* How to complete this task *
Each entry must come back word for word; drop the images as you go.

* Provided entries *
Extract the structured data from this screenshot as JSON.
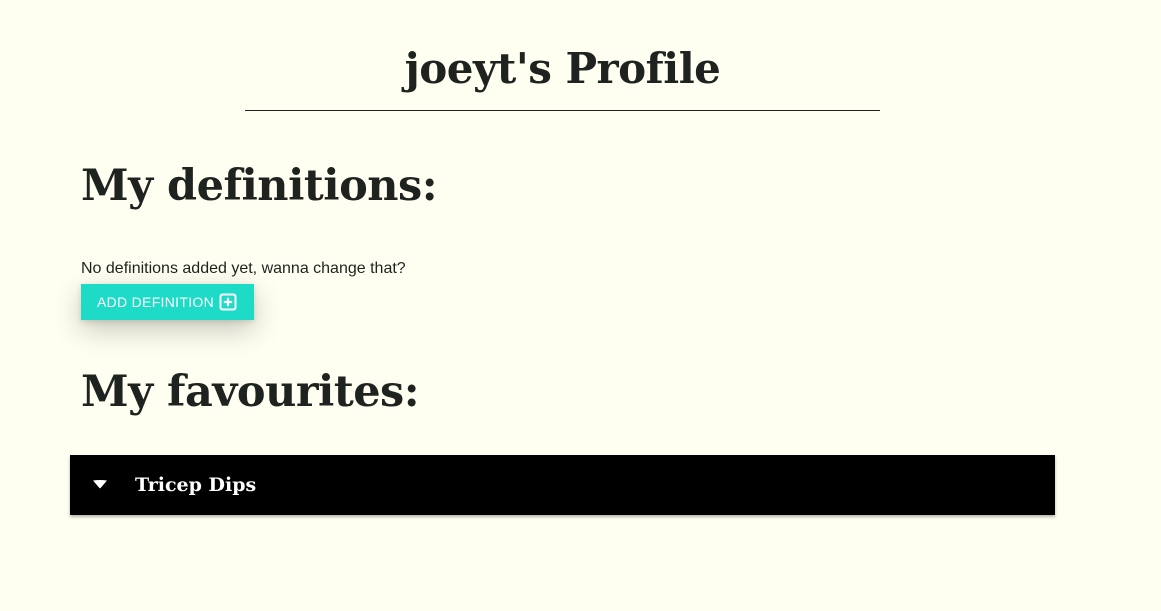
{
  "profile": {
    "title": "joeyt's Profile"
  },
  "definitions": {
    "heading": "My definitions:",
    "empty_message": "No definitions added yet, wanna change that?",
    "add_button_label": "ADD DEFINITION",
    "add_button_icon": "plus-square-icon"
  },
  "favourites": {
    "heading": "My favourites:",
    "items": [
      {
        "name": "Tricep Dips",
        "icon": "caret-down-icon"
      }
    ]
  },
  "colors": {
    "background": "#fffff1",
    "text": "#1f2320",
    "accent_button": "#1ddbc6",
    "favourite_bar": "#000000"
  }
}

* Exercise solution *
Extract the structured data from this screenshot as JSON.
{
  "profile": {
    "title": "joeyt's Profile"
  },
  "definitions": {
    "heading": "My definitions:",
    "empty_message": "No definitions added yet, wanna change that?",
    "add_button_label": "ADD DEFINITION",
    "add_button_icon": "plus-square-icon"
  },
  "favourites": {
    "heading": "My favourites:",
    "items": [
      {
        "name": "Tricep Dips",
        "icon": "caret-down-icon"
      }
    ]
  },
  "colors": {
    "background": "#fffff1",
    "text": "#1f2320",
    "accent_button": "#1ddbc6",
    "favourite_bar": "#000000"
  }
}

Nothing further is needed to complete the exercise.